[Assignment]
Among the lines below, how many have the string "Jack" in them? Only the number is wanted.

[Data to use]
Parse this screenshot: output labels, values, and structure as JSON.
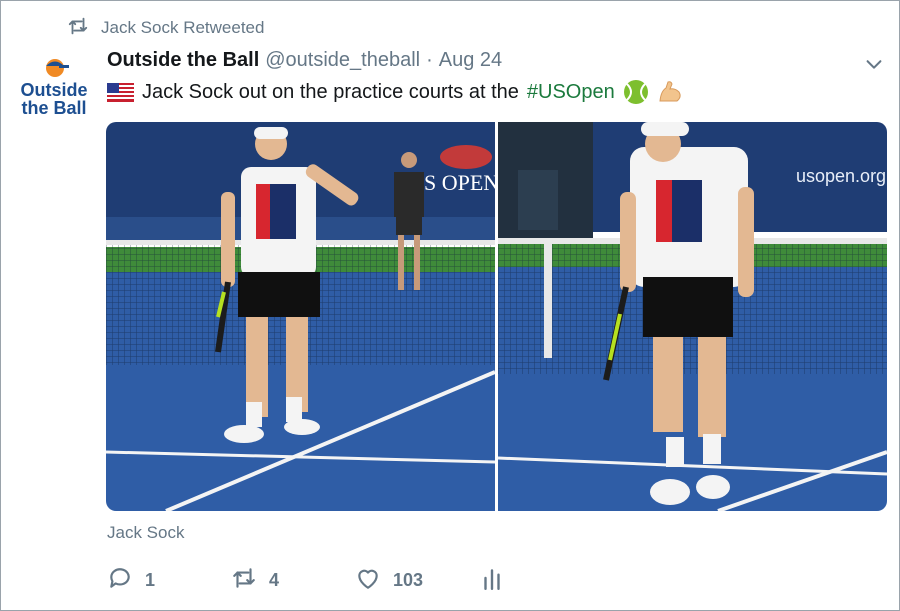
{
  "retweet": {
    "icon": "retweet-icon",
    "label": "Jack Sock Retweeted"
  },
  "author": {
    "avatar_lines": [
      "Outside",
      "the Ball"
    ],
    "name": "Outside the Ball",
    "handle": "@outside_theball",
    "separator": "·",
    "date": "Aug 24"
  },
  "tweet": {
    "flag_icon": "us-flag-icon",
    "text_prefix": "Jack Sock out on the practice courts at the",
    "hashtag": "#USOpen",
    "emoji_icons": [
      "tennis-ball-icon",
      "flexed-biceps-icon"
    ]
  },
  "photos": [
    {
      "name": "photo-left",
      "banner_text": "S OPEN"
    },
    {
      "name": "photo-right",
      "banner_text": "usopen.org"
    }
  ],
  "tagged_user": "Jack Sock",
  "actions": {
    "reply_count": "1",
    "retweet_count": "4",
    "like_count": "103"
  },
  "colors": {
    "hashtag": "#1b7a3d",
    "muted": "#657786",
    "court": "#2f5da6",
    "wall": "#1f3d74"
  }
}
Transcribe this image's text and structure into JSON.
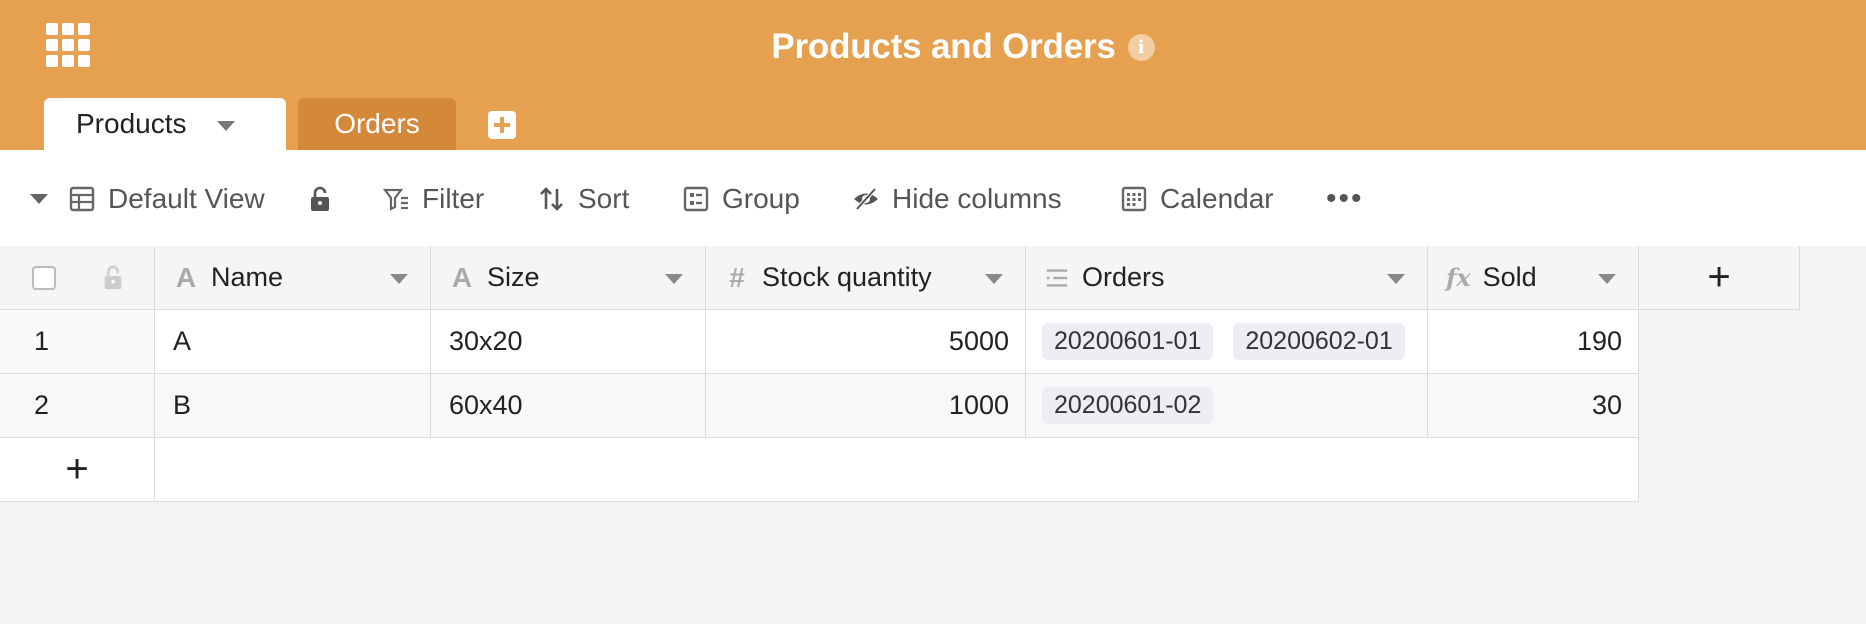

[Solution to the exercise]
3